Omicron accounts for an estimated 60% of U.S. COVID cases, and nearly 80% of infections in North and South Carolina, according to the Centers for Disease Control and Prevention (CDC). And unvaccinated individuals are most prone to severe illness, said Dr. David Priest, Novant Health chief, safety, quality and epidemiology officer.
“I think every human on the planet, short of someone who’s a castaway on a desert island, will get exposed to the virus. And while we don’t see omicron necessarily targeting one age group over another, we certainly do see it preferentially affecting those who are unvaccinated and unboosted,” Priest said.
Omicron is 2 to 3 times more contagious than delta, he said, and up to 6 times more contagious than original strains of COVID, “which explains the incredibly quick movement of this variant.”
Another concern among scientists is that most treatments for COVID are not effective against omicron. Sotrovimab – administered via IV infusion, which delivers the medication directly into the bloodstream – is the only monoclonal antibody treatment holding up, Priest said, and supply is “extremely limited.”
Newer treatments such as Paxlovid and molnupiravir, the anti-viral pills approved for people with mild to moderate symptoms, are effective in keeping COVID patients out of the hospital but their supply is also “incredibly low.”
“We’re really excited about these products, and they’ll be game changers once we have access to them, but there’s so little available right now. We need people to know that if they’re unvaccinated or at high-risk for complications from COVID, there will be limited therapies to help them if they get sick,” Priest said.
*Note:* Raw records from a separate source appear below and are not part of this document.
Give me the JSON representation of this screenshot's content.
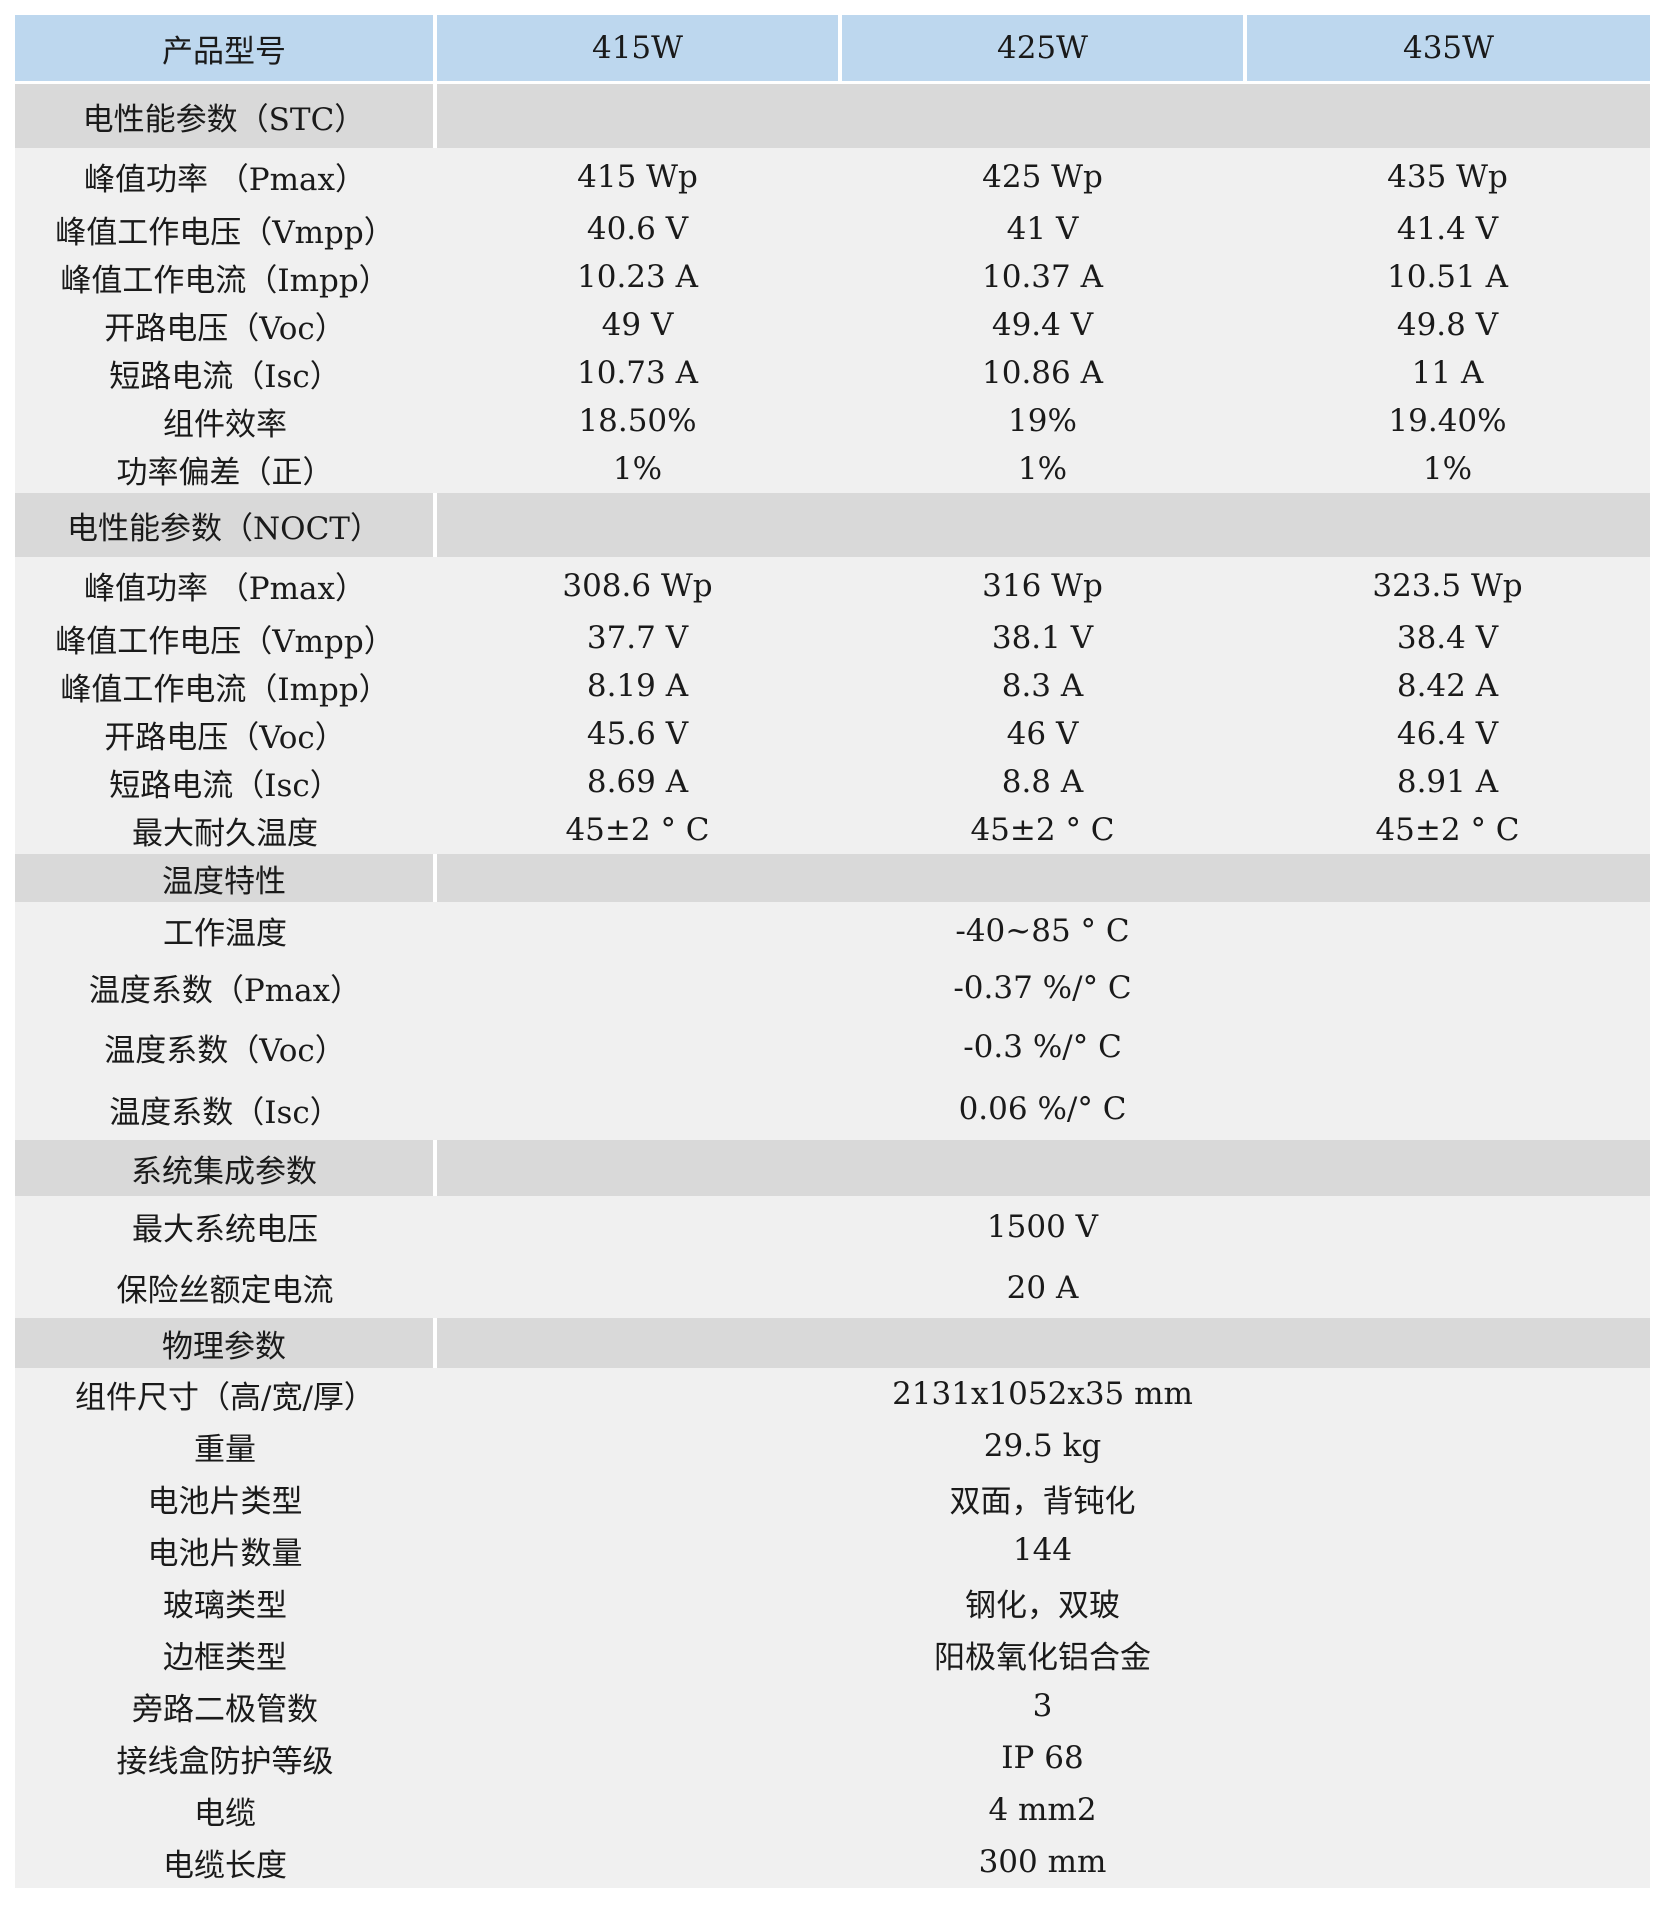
{
  "header": {
    "label": "产品型号",
    "models": [
      "415W",
      "425W",
      "435W"
    ]
  },
  "stc": {
    "title": "电性能参数（STC）",
    "rows": [
      {
        "label": "峰值功率 （Pmax）",
        "values": [
          "415 Wp",
          "425 Wp",
          "435 Wp"
        ]
      },
      {
        "label": "峰值工作电压（Vmpp）",
        "values": [
          "40.6 V",
          "41 V",
          "41.4 V"
        ]
      },
      {
        "label": "峰值工作电流（Impp）",
        "values": [
          "10.23 A",
          "10.37 A",
          "10.51 A"
        ]
      },
      {
        "label": "开路电压（Voc）",
        "values": [
          "49 V",
          "49.4 V",
          "49.8 V"
        ]
      },
      {
        "label": "短路电流（Isc）",
        "values": [
          "10.73 A",
          "10.86 A",
          "11 A"
        ]
      },
      {
        "label": "组件效率",
        "values": [
          "18.50%",
          "19%",
          "19.40%"
        ]
      },
      {
        "label": "功率偏差（正）",
        "values": [
          "1%",
          "1%",
          "1%"
        ]
      }
    ]
  },
  "noct": {
    "title": "电性能参数（NOCT）",
    "rows": [
      {
        "label": "峰值功率 （Pmax）",
        "values": [
          "308.6 Wp",
          "316 Wp",
          "323.5 Wp"
        ]
      },
      {
        "label": "峰值工作电压（Vmpp）",
        "values": [
          "37.7 V",
          "38.1 V",
          "38.4 V"
        ]
      },
      {
        "label": "峰值工作电流（Impp）",
        "values": [
          "8.19 A",
          "8.3 A",
          "8.42 A"
        ]
      },
      {
        "label": "开路电压（Voc）",
        "values": [
          "45.6 V",
          "46 V",
          "46.4 V"
        ]
      },
      {
        "label": "短路电流（Isc）",
        "values": [
          "8.69 A",
          "8.8 A",
          "8.91 A"
        ]
      },
      {
        "label": "最大耐久温度",
        "values": [
          "45±2 ° C",
          "45±2 ° C",
          "45±2 ° C"
        ]
      }
    ]
  },
  "temperature": {
    "title": "温度特性",
    "rows": [
      {
        "label": "工作温度",
        "value": "-40~85 ° C"
      },
      {
        "label": "温度系数（Pmax）",
        "value": "-0.37 %/° C"
      },
      {
        "label": "温度系数（Voc）",
        "value": "-0.3 %/° C"
      },
      {
        "label": "温度系数（Isc）",
        "value": "0.06 %/° C"
      }
    ]
  },
  "system": {
    "title": "系统集成参数",
    "rows": [
      {
        "label": "最大系统电压",
        "value": "1500 V"
      },
      {
        "label": "保险丝额定电流",
        "value": "20 A"
      }
    ]
  },
  "physical": {
    "title": "物理参数",
    "rows": [
      {
        "label": "组件尺寸（高/宽/厚）",
        "value": "2131x1052x35 mm"
      },
      {
        "label": "重量",
        "value": "29.5 kg"
      },
      {
        "label": "电池片类型",
        "value": "双面，背钝化"
      },
      {
        "label": "电池片数量",
        "value": "144"
      },
      {
        "label": "玻璃类型",
        "value": "钢化，双玻"
      },
      {
        "label": "边框类型",
        "value": "阳极氧化铝合金"
      },
      {
        "label": "旁路二极管数",
        "value": "3"
      },
      {
        "label": "接线盒防护等级",
        "value": "IP 68"
      },
      {
        "label": "电缆",
        "value": "4 mm2"
      },
      {
        "label": "电缆长度",
        "value": "300 mm"
      }
    ]
  }
}
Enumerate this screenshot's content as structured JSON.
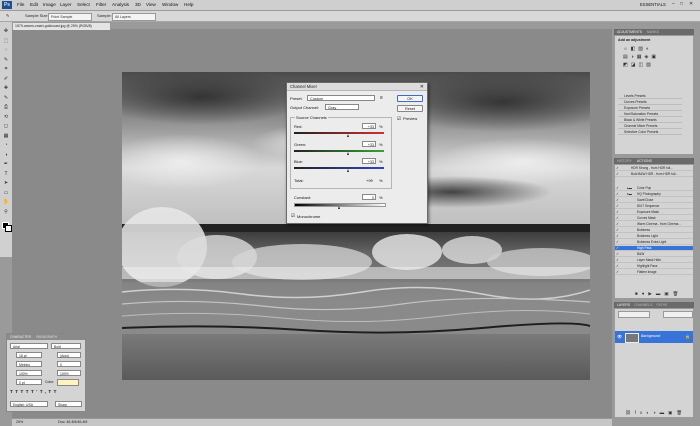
{
  "app": {
    "logo": "Ps"
  },
  "menu": {
    "items": [
      "File",
      "Edit",
      "Image",
      "Layer",
      "Select",
      "Filter",
      "Analysis",
      "3D",
      "View",
      "Window",
      "Help"
    ],
    "workspace": "ESSENTIALS",
    "window_controls": [
      "–",
      "□",
      "✕"
    ]
  },
  "options_bar": {
    "sample_size_label": "Sample Size:",
    "sample_size_value": "Point Sample",
    "sample_label": "Sample:",
    "sample_value": "All Layers"
  },
  "document": {
    "tab_title": "1579-waves-crash-goldcoast.jpg @ 25% (RGB/8)",
    "status_zoom": "25%",
    "status_doc": "Doc: 46.4M/46.4M"
  },
  "tools": [
    "move",
    "marquee",
    "lasso",
    "quick-select",
    "crop",
    "eyedropper",
    "healing",
    "brush",
    "stamp",
    "history-brush",
    "eraser",
    "gradient",
    "blur",
    "dodge",
    "pen",
    "type",
    "path-select",
    "shape",
    "hand",
    "zoom"
  ],
  "channel_mixer": {
    "title": "Channel Mixer",
    "preset_label": "Preset:",
    "preset_value": "Custom",
    "output_channel_label": "Output Channel:",
    "output_channel_value": "Gray",
    "source_channels_label": "Source Channels",
    "channels": [
      {
        "label": "Red:",
        "value": "+33",
        "unit": "%",
        "color": "#d03030"
      },
      {
        "label": "Green:",
        "value": "+33",
        "unit": "%",
        "color": "#3aa03a"
      },
      {
        "label": "Blue:",
        "value": "+33",
        "unit": "%",
        "color": "#3045c0"
      }
    ],
    "total_label": "Total:",
    "total_value": "+99",
    "total_unit": "%",
    "constant_label": "Constant:",
    "constant_value": "0",
    "constant_unit": "%",
    "monochrome_label": "Monochrome",
    "monochrome_checked": true,
    "ok_label": "OK",
    "reset_label": "Reset",
    "preview_label": "Preview",
    "preview_checked": true
  },
  "adjustments_panel": {
    "tabs": [
      "ADJUSTMENTS",
      "MASKS"
    ],
    "heading": "Add an adjustment",
    "presets": [
      "Levels Presets",
      "Curves Presets",
      "Exposure Presets",
      "Hue/Saturation Presets",
      "Black & White Presets",
      "Channel Mixer Presets",
      "Selective Color Presets"
    ]
  },
  "actions_panel": {
    "tabs": [
      "HISTORY",
      "ACTIONS"
    ],
    "rows": [
      {
        "label": "HDR Strong - from HDR full...",
        "selected": false
      },
      {
        "label": "Bold B&W HDR - from HDR full...",
        "selected": false
      },
      {
        "label": "Color Pop",
        "selected": false
      },
      {
        "label": "HQ Photography",
        "selected": false
      },
      {
        "label": "Save/Close",
        "selected": false
      },
      {
        "label": "8017 Sequence",
        "selected": false
      },
      {
        "label": "Exposure Mask",
        "selected": false
      },
      {
        "label": "Curves Mask",
        "selected": false
      },
      {
        "label": "Warm Cinema - from Cinema...",
        "selected": false
      },
      {
        "label": "Boldness",
        "selected": false
      },
      {
        "label": "Boldness Light",
        "selected": false
      },
      {
        "label": "Boldness Extra Light",
        "selected": false
      },
      {
        "label": "High Pass",
        "selected": true
      },
      {
        "label": "B&W",
        "selected": false
      },
      {
        "label": "Layer Mask Hide",
        "selected": false
      },
      {
        "label": "Highlight Pass",
        "selected": false
      },
      {
        "label": "Flatten Image",
        "selected": false
      }
    ]
  },
  "layers_panel": {
    "tabs": [
      "LAYERS",
      "CHANNELS",
      "PATHS"
    ],
    "layer_name": "Background"
  },
  "character_panel": {
    "tabs": [
      "CHARACTER",
      "PARAGRAPH"
    ],
    "font_family": "Arial",
    "font_style": "Bold",
    "size": "18 pt",
    "leading": "(Auto)",
    "kerning": "Metrics",
    "tracking": "0",
    "vscale": "100%",
    "hscale": "100%",
    "baseline": "0 pt",
    "color_label": "Color:",
    "language": "English: USA",
    "antialias": "Sharp"
  },
  "colors": {
    "selected_row": "#3874d8",
    "panel_header": "#6a6a6a"
  }
}
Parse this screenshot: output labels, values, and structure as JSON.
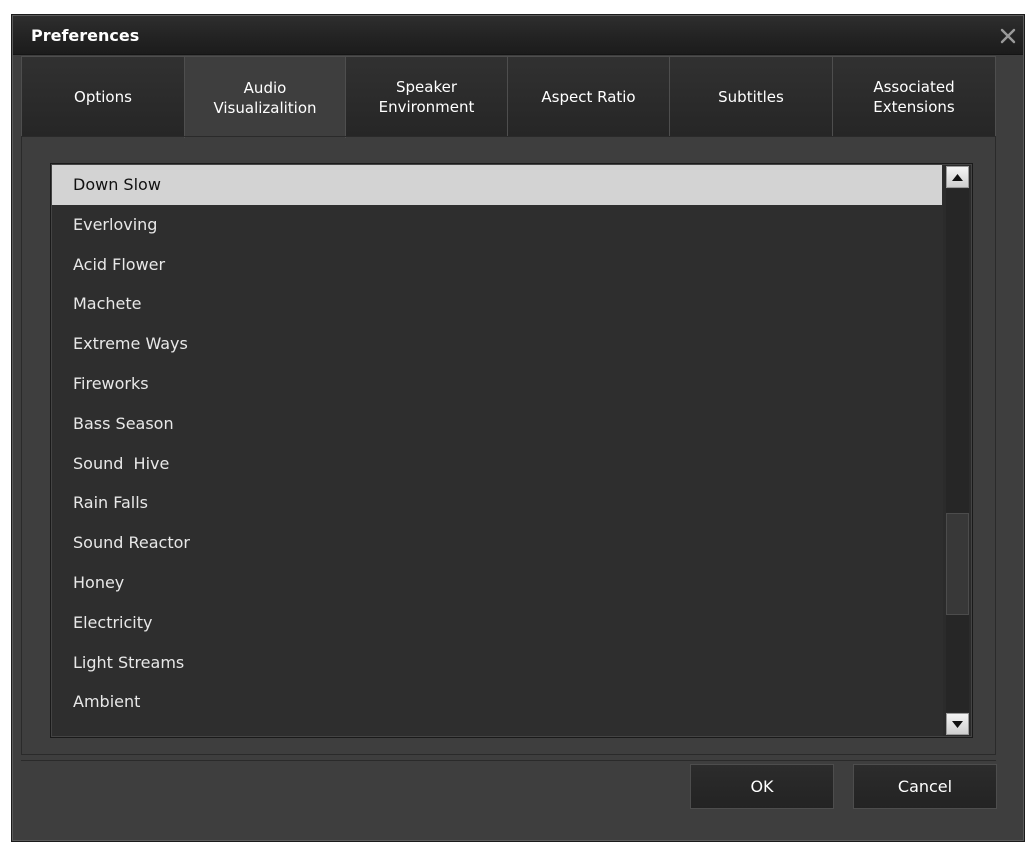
{
  "window": {
    "title": "Preferences",
    "close_icon": "close-icon"
  },
  "tabs": [
    {
      "label": "Options",
      "active": false
    },
    {
      "label": "Audio\nVisualizalition",
      "active": true
    },
    {
      "label": "Speaker\nEnvironment",
      "active": false
    },
    {
      "label": "Aspect Ratio",
      "active": false
    },
    {
      "label": "Subtitles",
      "active": false
    },
    {
      "label": "Associated\nExtensions",
      "active": false
    }
  ],
  "visualizations": {
    "selected": "Down Slow",
    "items": [
      "Down Slow",
      "Everloving",
      "Acid Flower",
      "Machete",
      "Extreme Ways",
      "Fireworks",
      "Bass Season",
      "Sound  Hive",
      "Rain Falls",
      "Sound Reactor",
      "Honey",
      "Electricity",
      "Light Streams",
      "Ambient"
    ],
    "scroll_position": 0.77
  },
  "buttons": {
    "ok_label": "OK",
    "cancel_label": "Cancel"
  },
  "colors": {
    "background": "#3e3e3e",
    "selected_row": "#d3d3d3",
    "text": "#ffffff"
  }
}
The bottom line: Don’t wait to get vaccinated or receive a booster. Data has shown that three doses of Pfizer’s or Moderna’s vaccine gives a “significant boost in protection against omicron. It’s not 100% but like I’ve said, nothing in medicine is,” he added.
What makes omicron different?
In addition to being more contagious than earlier variants, omicron may also have a shorter incubation period.
“The incubation period could be as short as three days, making people contagious more quickly after they get it. That also leaves a smaller window for someone to discover they have it and get tested,” Priest said.
When it comes to the notion that omicron results in less severe illness, he added, “I think for the volume of cases we have, it seems to be a little less serious in general. But when people who are vulnerable (the elderly, immunocompromised) get infected, they’re likely to have complications.”
Omicron symptoms most commonly present as upper respiratory infections, sore throat, fever, cough and congestion.
“I don’t personally see as much of the loss of taste and smell we saw earlier in the pandemic. So, these variants all have a different predilection for different parts of human anatomy and that can make their presentation a bit different. If you have symptoms of fever, sore throat, headache, congestion and cough right now, there’s a pretty good chance you have COVID given the numbers we’re seeing,” Priest said.